▶ **Task brief**:
Copy the records that follow exactly as written, but not their pictures.

*** Provided material ***

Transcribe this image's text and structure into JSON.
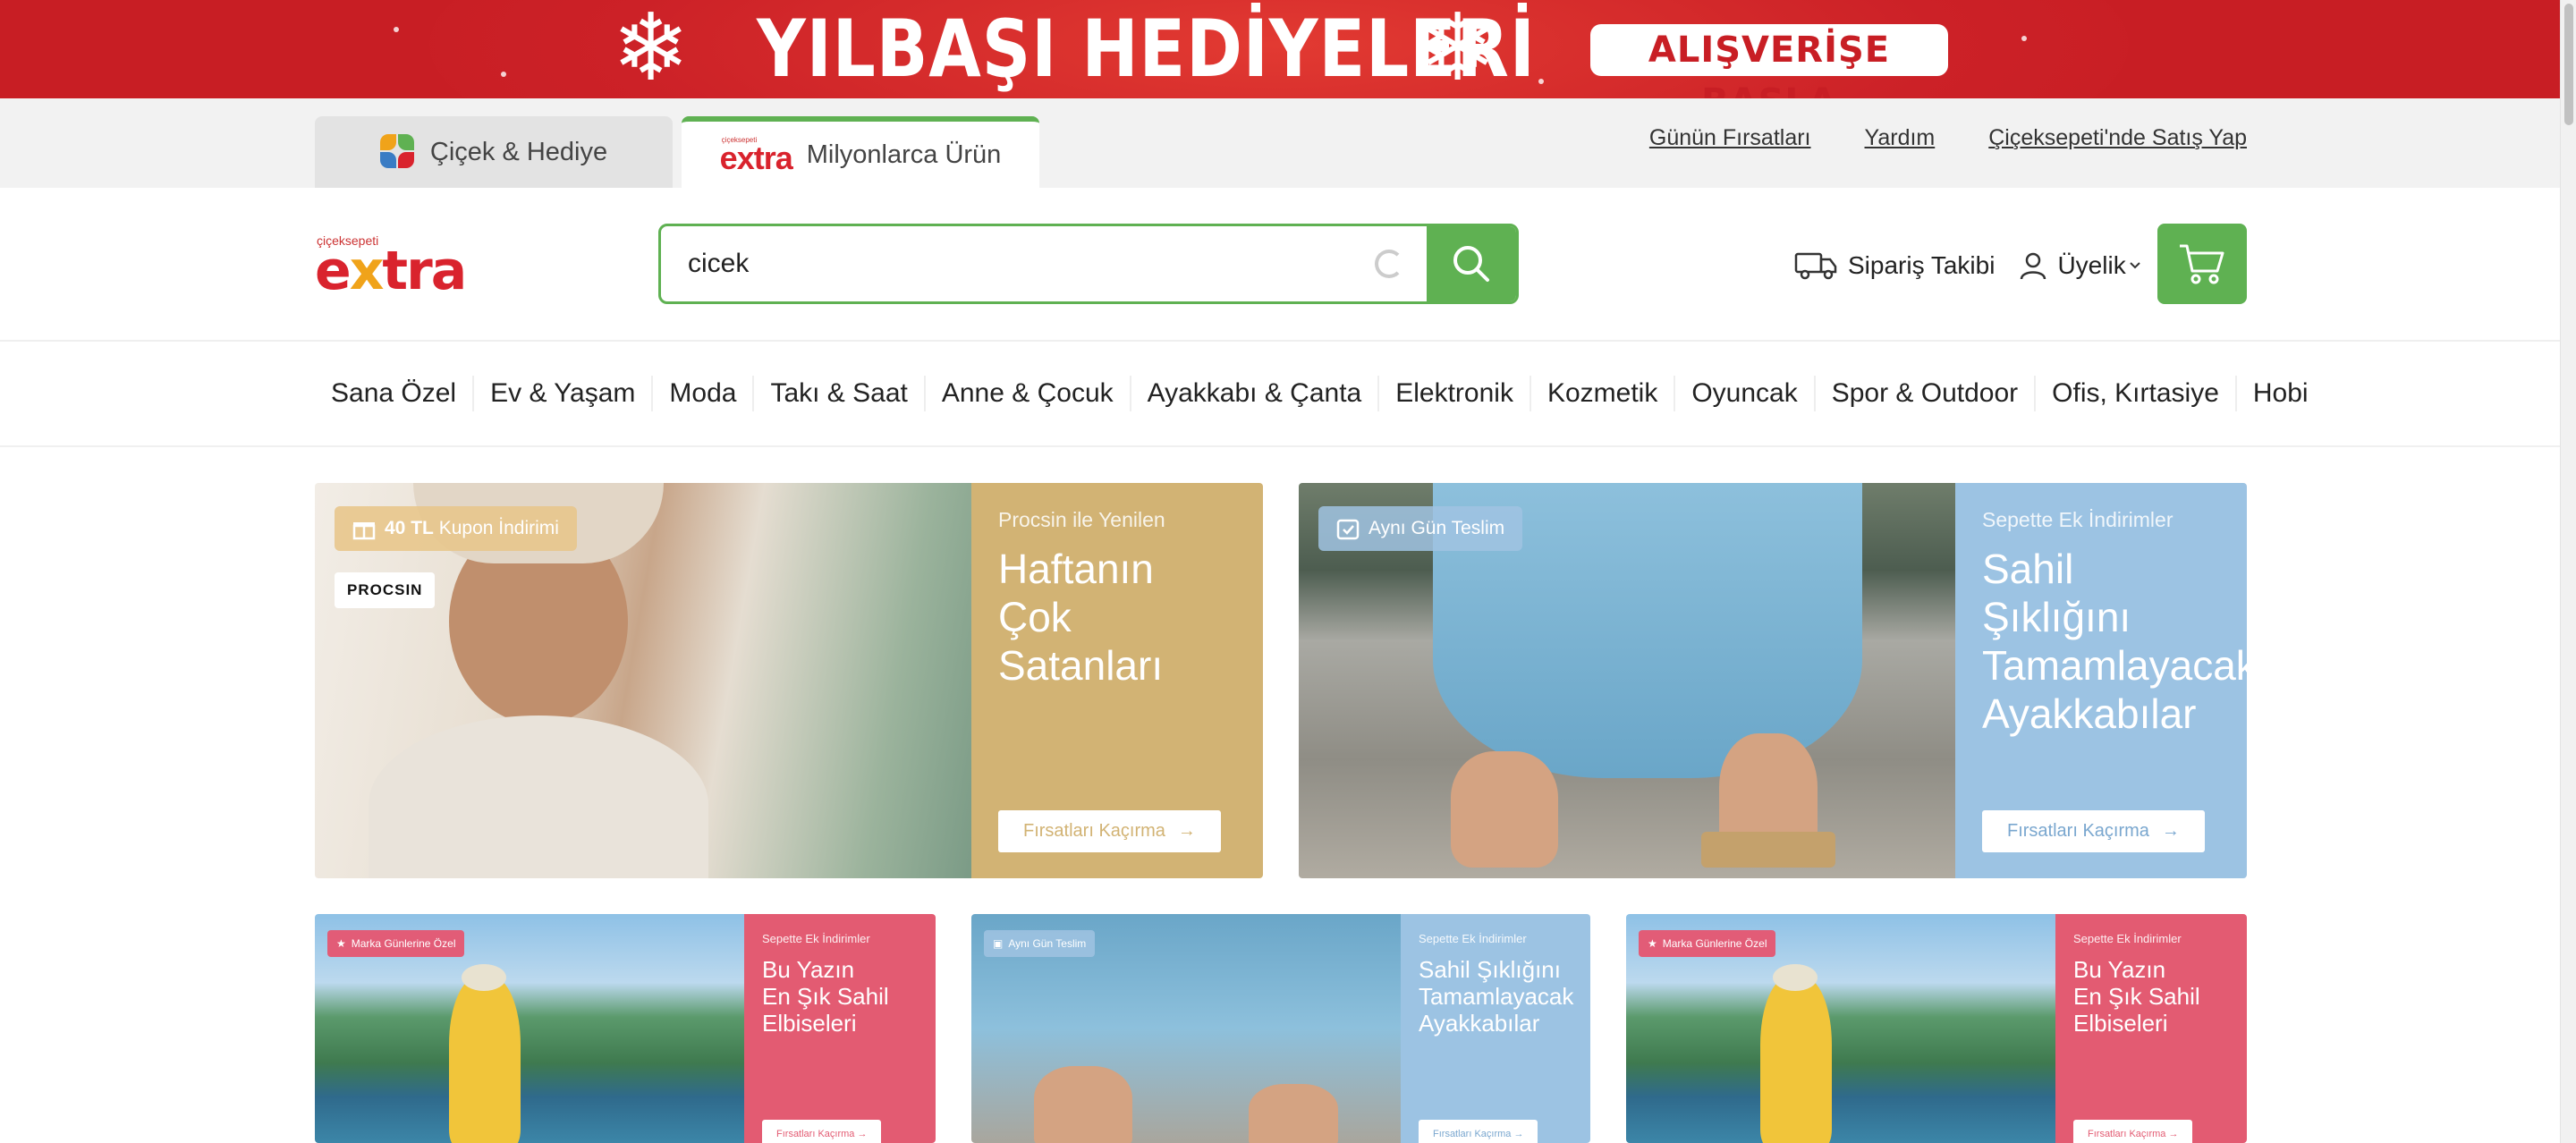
{
  "promo": {
    "title": "YILBAŞI HEDİYELERİ",
    "cta": "ALIŞVERİŞE BAŞLA",
    "bg_color": "#c81e24"
  },
  "site_tabs": [
    {
      "label": "Çiçek & Hediye",
      "icon": "flower-logo-icon"
    },
    {
      "label": "Milyonlarca Ürün",
      "icon": "extra-logo-icon",
      "logo_small_text": "çiçeksepeti",
      "logo_word": "extra"
    }
  ],
  "top_links": [
    "Günün Fırsatları",
    "Yardım",
    "Çiçeksepeti'nde Satış Yap"
  ],
  "logo": {
    "small_text": "çiçeksepeti",
    "word": "extra"
  },
  "search": {
    "value": "cicek",
    "icon": "search-icon"
  },
  "header_actions": {
    "order_tracking": "Sipariş Takibi",
    "membership": "Üyelik",
    "cart_icon": "cart-icon"
  },
  "categories": [
    "Sana Özel",
    "Ev & Yaşam",
    "Moda",
    "Takı & Saat",
    "Anne & Çocuk",
    "Ayakkabı & Çanta",
    "Elektronik",
    "Kozmetik",
    "Oyuncak",
    "Spor & Outdoor",
    "Ofis, Kırtasiye",
    "Hobi"
  ],
  "banners_large": [
    {
      "badge": "40 TL Kupon İndirimi",
      "badge_strong": "40 TL",
      "badge_rest": "Kupon İndirimi",
      "brand": "PROCSIN",
      "subtitle": "Procsin ile Yenilen",
      "title_lines": [
        "Haftanın",
        "Çok Satanları"
      ],
      "button": "Fırsatları Kaçırma",
      "panel_color": "#d2b374"
    },
    {
      "badge": "Aynı Gün Teslim",
      "subtitle": "Sepette Ek İndirimler",
      "title_lines": [
        "Sahil Şıklığını",
        "Tamamlayacak",
        "Ayakkabılar"
      ],
      "button": "Fırsatları Kaçırma",
      "panel_color": "#9cc3e3"
    }
  ],
  "banners_small": [
    {
      "badge": "Marka Günlerine Özel",
      "subtitle": "Sepette Ek İndirimler",
      "title_lines": [
        "Bu Yazın",
        "En Şık Sahil",
        "Elbiseleri"
      ],
      "button": "Fırsatları Kaçırma",
      "panel_color": "#e35b72"
    },
    {
      "badge": "Aynı Gün Teslim",
      "subtitle": "Sepette Ek İndirimler",
      "title_lines": [
        "Sahil Şıklığını",
        "Tamamlayacak",
        "Ayakkabılar"
      ],
      "button": "Fırsatları Kaçırma",
      "panel_color": "#9cc3e3"
    },
    {
      "badge": "Marka Günlerine Özel",
      "subtitle": "Sepette Ek İndirimler",
      "title_lines": [
        "Bu Yazın",
        "En Şık Sahil",
        "Elbiseleri"
      ],
      "button": "Fırsatları Kaçırma",
      "panel_color": "#e35b72"
    }
  ]
}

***

▶ **Answer to the problem**:
Transcribe this image's text and structure into JSON.
{
  "promo": {
    "title": "YILBAŞI HEDİYELERİ",
    "cta": "ALIŞVERİŞE BAŞLA",
    "bg_color": "#c81e24"
  },
  "site_tabs": [
    {
      "label": "Çiçek & Hediye",
      "icon": "flower-logo-icon"
    },
    {
      "label": "Milyonlarca Ürün",
      "icon": "extra-logo-icon",
      "logo_small_text": "çiçeksepeti",
      "logo_word": "extra"
    }
  ],
  "top_links": [
    "Günün Fırsatları",
    "Yardım",
    "Çiçeksepeti'nde Satış Yap"
  ],
  "logo": {
    "small_text": "çiçeksepeti",
    "word": "extra"
  },
  "search": {
    "value": "cicek",
    "icon": "search-icon"
  },
  "header_actions": {
    "order_tracking": "Sipariş Takibi",
    "membership": "Üyelik",
    "cart_icon": "cart-icon"
  },
  "categories": [
    "Sana Özel",
    "Ev & Yaşam",
    "Moda",
    "Takı & Saat",
    "Anne & Çocuk",
    "Ayakkabı & Çanta",
    "Elektronik",
    "Kozmetik",
    "Oyuncak",
    "Spor & Outdoor",
    "Ofis, Kırtasiye",
    "Hobi"
  ],
  "banners_large": [
    {
      "badge": "40 TL Kupon İndirimi",
      "badge_strong": "40 TL",
      "badge_rest": "Kupon İndirimi",
      "brand": "PROCSIN",
      "subtitle": "Procsin ile Yenilen",
      "title_lines": [
        "Haftanın",
        "Çok Satanları"
      ],
      "button": "Fırsatları Kaçırma",
      "panel_color": "#d2b374"
    },
    {
      "badge": "Aynı Gün Teslim",
      "subtitle": "Sepette Ek İndirimler",
      "title_lines": [
        "Sahil Şıklığını",
        "Tamamlayacak",
        "Ayakkabılar"
      ],
      "button": "Fırsatları Kaçırma",
      "panel_color": "#9cc3e3"
    }
  ],
  "banners_small": [
    {
      "badge": "Marka Günlerine Özel",
      "subtitle": "Sepette Ek İndirimler",
      "title_lines": [
        "Bu Yazın",
        "En Şık Sahil",
        "Elbiseleri"
      ],
      "button": "Fırsatları Kaçırma",
      "panel_color": "#e35b72"
    },
    {
      "badge": "Aynı Gün Teslim",
      "subtitle": "Sepette Ek İndirimler",
      "title_lines": [
        "Sahil Şıklığını",
        "Tamamlayacak",
        "Ayakkabılar"
      ],
      "button": "Fırsatları Kaçırma",
      "panel_color": "#9cc3e3"
    },
    {
      "badge": "Marka Günlerine Özel",
      "subtitle": "Sepette Ek İndirimler",
      "title_lines": [
        "Bu Yazın",
        "En Şık Sahil",
        "Elbiseleri"
      ],
      "button": "Fırsatları Kaçırma",
      "panel_color": "#e35b72"
    }
  ]
}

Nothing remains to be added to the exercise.